If there is one thing that I am good at, it is feeling overwhelmed. I always seem to have to-do lists as high as the Himalayas, and, undoubtedly, as sure as I am feeling good about checking things off, the list fills up again. Some days, I literally feel like I am drowning; my brain is not getting enough oxygen and it’s hard to think straight. Do you know the feeling?
I think that a lot of people have similar stories as mine. In fact, our culture seems to praise being too busy. Everything from our education system, to our jobs, even our churches, are designed to keep us going. There is a misnomer about sharks that if they stop swimming they will die (this is kind of true for a couple of species, but that’s beside the point). It seems like we have moved that misnomer over to the human race. We believe that busy equals productive. We get our purpose from being busy, but have we gone too far?
There is a term called optimum efficiency. It is used to represent the perfect rate of productivity. It is a number that, if decreased or increased, will lower productivity. If you have too many people on the assembly line, for example, the line will get too crowded and instead of increasing productivity, the line will become less efficient.
The same is true in our daily lives. It is true that we need to have a purpose each day, things to keep us busy, engaged and moving forward. Too few activities and our brains slow down, causing laziness. But on the flip side, if we have too much on our list, our mind cannot keep track of it all and our bodies can’t keep up. Exhaustion sets in and productivity slows to a crawl.
So, what is optimum human efficiency? Like with any system, the level is different for each individual, but there are some key signs that you have increased your level of busyness past optimum efficiency:
- You’re always rushing and often late
- Small decisions (i.e. what do I want for dinner) become overwhelming
- You add more to your to-do list each day than you take off
- You don’t sleep or eat well
- You don’t have time for a hobby
- You feel used and abused
- Important things slip through the cracks
- You don’t feel like you have time to do anything as well as it should be done
- You don’t remember what friends and family are for
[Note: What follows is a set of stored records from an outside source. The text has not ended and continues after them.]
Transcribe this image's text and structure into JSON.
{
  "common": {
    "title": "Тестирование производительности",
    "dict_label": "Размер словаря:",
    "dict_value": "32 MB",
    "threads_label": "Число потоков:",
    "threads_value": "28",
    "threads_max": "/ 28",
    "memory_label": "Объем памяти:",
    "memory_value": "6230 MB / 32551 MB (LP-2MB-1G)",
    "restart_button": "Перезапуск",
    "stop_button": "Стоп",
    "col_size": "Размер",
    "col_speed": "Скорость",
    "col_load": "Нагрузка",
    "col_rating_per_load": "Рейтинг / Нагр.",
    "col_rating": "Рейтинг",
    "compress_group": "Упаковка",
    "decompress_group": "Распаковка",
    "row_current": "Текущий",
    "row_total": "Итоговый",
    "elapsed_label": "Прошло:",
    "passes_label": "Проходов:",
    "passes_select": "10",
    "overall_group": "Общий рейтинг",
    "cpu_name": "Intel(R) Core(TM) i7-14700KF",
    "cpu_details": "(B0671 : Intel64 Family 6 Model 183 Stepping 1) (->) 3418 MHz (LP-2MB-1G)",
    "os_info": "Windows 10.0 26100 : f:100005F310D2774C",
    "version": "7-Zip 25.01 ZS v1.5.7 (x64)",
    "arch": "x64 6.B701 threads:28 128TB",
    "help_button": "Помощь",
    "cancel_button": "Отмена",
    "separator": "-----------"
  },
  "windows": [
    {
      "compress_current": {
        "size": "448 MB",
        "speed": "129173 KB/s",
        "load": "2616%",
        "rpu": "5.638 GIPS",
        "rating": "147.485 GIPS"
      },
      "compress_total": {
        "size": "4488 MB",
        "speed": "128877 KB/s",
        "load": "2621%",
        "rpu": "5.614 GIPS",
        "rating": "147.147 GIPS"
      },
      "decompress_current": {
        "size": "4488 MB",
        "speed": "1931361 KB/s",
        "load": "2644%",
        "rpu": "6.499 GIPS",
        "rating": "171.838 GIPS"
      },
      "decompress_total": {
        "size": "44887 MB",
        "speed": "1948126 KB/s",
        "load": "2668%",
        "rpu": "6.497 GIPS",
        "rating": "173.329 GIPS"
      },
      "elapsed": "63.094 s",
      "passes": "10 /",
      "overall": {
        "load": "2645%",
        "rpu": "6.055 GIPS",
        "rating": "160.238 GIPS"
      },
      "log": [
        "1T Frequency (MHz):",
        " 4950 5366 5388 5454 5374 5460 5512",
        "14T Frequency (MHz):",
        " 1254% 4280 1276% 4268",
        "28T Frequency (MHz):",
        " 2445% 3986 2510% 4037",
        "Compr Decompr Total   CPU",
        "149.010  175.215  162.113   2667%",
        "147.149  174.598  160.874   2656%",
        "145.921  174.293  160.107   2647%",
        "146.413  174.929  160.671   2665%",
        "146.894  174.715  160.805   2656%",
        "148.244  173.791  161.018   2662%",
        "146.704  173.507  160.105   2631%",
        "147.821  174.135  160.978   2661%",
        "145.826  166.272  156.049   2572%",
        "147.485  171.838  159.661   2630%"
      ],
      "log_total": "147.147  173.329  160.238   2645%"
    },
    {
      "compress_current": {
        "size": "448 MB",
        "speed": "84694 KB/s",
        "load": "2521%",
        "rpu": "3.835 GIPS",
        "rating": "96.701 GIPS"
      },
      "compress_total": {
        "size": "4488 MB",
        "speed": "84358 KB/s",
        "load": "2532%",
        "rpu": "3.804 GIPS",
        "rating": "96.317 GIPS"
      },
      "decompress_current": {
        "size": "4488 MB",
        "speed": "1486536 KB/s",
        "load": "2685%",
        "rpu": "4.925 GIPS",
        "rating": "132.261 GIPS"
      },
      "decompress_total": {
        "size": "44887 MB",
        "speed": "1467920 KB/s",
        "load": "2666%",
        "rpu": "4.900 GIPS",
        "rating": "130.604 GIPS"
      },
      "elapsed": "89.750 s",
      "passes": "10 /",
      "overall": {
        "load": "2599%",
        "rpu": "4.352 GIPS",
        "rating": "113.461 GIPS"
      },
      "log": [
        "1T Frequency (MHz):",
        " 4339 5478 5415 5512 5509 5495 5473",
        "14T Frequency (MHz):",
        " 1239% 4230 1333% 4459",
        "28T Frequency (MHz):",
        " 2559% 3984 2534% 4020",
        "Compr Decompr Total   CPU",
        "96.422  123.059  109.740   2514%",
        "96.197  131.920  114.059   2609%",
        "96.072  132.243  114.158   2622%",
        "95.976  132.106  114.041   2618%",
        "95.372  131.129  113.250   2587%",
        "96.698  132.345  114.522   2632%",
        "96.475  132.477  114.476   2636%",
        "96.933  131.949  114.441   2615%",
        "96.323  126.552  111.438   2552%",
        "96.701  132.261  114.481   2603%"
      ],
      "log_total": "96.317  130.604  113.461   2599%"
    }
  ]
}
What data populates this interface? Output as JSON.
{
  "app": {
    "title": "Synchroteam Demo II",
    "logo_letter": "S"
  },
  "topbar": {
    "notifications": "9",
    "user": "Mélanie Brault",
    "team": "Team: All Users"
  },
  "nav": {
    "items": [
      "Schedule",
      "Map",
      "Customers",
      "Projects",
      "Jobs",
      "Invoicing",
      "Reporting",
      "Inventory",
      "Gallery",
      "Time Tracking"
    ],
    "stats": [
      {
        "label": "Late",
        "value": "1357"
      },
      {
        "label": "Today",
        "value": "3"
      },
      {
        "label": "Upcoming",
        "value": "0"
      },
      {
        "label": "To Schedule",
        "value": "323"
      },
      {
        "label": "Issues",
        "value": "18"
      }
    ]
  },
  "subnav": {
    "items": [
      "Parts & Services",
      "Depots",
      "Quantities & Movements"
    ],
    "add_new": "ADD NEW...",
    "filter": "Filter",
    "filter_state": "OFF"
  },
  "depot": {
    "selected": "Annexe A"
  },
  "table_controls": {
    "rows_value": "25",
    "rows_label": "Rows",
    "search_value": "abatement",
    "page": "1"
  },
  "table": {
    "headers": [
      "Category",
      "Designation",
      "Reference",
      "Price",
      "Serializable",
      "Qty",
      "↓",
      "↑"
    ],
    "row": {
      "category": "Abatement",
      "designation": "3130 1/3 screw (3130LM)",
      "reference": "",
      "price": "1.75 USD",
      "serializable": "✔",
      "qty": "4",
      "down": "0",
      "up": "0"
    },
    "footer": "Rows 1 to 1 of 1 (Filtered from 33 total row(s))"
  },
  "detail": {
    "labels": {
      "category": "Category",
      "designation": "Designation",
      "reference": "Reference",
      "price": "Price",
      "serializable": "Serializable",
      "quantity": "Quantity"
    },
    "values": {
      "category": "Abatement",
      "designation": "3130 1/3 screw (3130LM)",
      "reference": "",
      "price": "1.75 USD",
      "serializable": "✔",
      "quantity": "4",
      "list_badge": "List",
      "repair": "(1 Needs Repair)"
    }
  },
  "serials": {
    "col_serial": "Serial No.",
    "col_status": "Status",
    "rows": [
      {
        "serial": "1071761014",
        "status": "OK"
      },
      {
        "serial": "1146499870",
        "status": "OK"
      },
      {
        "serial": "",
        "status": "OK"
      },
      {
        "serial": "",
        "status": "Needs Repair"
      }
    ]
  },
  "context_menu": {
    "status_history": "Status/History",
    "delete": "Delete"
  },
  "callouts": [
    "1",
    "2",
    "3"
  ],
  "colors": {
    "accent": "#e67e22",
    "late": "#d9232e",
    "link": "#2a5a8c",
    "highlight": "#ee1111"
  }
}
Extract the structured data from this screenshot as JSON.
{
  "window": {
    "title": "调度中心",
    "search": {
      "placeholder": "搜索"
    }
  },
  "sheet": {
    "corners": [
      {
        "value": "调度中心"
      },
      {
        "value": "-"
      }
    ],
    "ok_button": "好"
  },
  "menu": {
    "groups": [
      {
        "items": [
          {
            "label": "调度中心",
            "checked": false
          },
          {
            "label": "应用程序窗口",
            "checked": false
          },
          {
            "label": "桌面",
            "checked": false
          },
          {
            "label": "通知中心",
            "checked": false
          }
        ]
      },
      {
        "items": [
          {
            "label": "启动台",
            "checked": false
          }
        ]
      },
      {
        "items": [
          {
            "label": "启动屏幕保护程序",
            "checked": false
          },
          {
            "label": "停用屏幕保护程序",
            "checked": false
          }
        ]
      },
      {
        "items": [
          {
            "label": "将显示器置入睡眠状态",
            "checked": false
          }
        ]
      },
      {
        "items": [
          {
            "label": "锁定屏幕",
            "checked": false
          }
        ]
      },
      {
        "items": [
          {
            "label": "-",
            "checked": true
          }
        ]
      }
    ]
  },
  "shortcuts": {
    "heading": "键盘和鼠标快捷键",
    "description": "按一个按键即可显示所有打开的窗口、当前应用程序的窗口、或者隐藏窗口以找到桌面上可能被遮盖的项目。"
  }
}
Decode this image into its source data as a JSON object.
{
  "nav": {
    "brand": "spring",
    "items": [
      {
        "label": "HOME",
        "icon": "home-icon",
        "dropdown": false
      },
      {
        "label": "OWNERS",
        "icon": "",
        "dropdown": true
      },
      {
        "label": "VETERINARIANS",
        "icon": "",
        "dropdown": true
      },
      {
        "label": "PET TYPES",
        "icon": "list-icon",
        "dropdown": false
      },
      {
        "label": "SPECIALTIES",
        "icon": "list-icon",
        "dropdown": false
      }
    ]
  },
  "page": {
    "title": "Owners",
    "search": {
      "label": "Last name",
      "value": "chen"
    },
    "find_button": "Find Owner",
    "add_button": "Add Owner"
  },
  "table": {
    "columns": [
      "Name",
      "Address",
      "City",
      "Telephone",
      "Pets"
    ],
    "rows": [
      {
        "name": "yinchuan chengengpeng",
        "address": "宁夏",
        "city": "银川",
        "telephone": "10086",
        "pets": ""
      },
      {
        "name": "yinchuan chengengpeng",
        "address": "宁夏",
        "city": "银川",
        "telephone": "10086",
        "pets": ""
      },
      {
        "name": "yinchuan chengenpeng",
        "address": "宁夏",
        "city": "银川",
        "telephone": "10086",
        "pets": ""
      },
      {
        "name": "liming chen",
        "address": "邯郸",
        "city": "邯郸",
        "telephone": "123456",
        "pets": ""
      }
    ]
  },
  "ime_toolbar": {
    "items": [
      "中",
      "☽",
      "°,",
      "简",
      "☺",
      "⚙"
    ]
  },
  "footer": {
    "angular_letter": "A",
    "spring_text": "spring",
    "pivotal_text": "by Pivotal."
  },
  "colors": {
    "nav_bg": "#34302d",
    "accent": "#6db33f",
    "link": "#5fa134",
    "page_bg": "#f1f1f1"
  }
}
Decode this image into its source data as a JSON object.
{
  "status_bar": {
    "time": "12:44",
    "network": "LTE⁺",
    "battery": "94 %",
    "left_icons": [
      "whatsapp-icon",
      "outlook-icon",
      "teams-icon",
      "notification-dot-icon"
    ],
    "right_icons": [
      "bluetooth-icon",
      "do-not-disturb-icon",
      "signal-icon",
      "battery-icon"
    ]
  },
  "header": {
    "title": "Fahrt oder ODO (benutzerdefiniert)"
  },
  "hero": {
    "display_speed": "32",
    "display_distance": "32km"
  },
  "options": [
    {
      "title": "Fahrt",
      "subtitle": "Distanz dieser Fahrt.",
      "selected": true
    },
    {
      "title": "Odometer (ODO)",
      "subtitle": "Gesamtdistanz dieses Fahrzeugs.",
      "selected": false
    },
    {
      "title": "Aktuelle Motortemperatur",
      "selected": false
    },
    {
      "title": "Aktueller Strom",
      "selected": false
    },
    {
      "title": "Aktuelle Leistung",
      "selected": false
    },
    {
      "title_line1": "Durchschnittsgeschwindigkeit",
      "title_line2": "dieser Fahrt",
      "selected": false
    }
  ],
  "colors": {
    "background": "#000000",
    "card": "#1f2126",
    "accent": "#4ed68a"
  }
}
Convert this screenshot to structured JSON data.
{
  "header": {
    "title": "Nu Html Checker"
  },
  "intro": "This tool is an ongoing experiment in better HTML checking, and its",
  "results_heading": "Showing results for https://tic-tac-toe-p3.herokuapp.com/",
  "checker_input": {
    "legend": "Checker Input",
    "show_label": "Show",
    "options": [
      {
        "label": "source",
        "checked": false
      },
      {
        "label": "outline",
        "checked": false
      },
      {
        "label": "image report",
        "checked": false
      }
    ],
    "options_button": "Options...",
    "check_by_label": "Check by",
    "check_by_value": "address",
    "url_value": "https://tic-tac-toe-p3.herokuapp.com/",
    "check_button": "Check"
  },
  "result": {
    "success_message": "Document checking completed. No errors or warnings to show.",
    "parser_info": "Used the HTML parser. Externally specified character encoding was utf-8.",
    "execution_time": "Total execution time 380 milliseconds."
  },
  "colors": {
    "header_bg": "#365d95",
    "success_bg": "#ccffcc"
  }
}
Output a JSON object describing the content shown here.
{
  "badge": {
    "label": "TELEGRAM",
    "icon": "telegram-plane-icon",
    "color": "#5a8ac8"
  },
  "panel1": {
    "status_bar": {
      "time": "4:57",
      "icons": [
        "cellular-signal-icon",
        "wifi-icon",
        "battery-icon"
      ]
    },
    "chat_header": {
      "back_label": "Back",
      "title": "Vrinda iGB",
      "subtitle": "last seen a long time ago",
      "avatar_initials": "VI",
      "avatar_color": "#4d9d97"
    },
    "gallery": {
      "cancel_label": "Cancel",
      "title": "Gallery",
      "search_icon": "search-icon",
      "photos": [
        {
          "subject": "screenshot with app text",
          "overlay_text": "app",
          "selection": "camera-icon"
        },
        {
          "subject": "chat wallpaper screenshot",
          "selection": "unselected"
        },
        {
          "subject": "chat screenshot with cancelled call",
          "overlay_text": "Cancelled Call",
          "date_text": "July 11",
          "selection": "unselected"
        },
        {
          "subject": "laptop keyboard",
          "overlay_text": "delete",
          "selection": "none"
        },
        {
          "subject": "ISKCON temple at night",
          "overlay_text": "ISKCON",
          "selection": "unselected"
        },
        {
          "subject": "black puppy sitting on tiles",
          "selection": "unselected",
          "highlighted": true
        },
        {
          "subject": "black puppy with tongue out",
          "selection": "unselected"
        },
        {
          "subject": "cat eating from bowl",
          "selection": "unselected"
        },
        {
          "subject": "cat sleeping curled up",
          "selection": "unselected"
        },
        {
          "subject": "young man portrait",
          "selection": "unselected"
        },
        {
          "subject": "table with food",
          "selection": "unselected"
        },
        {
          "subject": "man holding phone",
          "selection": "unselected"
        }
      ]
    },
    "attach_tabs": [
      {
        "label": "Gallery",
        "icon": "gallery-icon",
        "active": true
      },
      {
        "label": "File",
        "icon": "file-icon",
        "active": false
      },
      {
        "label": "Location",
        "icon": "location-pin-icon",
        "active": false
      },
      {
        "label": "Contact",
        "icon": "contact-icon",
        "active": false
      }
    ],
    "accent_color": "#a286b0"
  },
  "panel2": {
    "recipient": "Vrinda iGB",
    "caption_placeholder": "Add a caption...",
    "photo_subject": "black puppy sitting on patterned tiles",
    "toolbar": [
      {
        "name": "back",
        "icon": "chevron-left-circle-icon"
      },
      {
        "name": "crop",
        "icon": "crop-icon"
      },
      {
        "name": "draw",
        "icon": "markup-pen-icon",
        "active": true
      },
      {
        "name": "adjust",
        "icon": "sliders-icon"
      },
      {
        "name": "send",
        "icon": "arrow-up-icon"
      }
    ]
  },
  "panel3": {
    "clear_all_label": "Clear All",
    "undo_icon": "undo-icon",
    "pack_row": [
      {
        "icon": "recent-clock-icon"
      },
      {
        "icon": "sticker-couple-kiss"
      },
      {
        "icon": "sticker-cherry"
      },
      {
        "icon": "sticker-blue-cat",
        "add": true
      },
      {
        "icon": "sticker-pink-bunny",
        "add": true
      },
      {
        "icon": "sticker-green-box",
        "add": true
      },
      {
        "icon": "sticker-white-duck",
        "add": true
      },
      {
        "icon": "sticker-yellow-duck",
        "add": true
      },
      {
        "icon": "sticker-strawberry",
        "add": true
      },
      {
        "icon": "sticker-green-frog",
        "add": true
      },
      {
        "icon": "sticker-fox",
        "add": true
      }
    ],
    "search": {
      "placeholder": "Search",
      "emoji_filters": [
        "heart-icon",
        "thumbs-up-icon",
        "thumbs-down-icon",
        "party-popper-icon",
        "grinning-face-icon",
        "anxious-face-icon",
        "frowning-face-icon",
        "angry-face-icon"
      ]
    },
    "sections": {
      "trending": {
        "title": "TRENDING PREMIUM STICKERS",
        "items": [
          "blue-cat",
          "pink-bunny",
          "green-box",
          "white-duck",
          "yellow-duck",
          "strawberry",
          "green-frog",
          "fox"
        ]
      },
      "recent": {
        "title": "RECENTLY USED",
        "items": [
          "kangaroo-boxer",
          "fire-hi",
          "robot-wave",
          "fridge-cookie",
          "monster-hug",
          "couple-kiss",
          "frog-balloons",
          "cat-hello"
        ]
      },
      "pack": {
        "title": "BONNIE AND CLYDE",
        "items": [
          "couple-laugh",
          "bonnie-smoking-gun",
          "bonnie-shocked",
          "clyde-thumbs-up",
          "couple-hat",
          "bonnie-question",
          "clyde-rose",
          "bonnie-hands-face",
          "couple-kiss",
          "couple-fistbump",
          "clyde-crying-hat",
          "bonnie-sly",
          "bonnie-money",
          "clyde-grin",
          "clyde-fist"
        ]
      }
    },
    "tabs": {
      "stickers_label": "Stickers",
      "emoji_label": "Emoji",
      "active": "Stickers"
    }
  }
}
You may have one or many of these symptoms; either way, it is important that you learn how to recognize when you, your family, or your business has taken on too much. It is also important to understand that the only way to recover is to slow down. Sometimes you have to stop altogether in order to evaluate what is really important, and what is just getting in the way of your own optimum efficiency.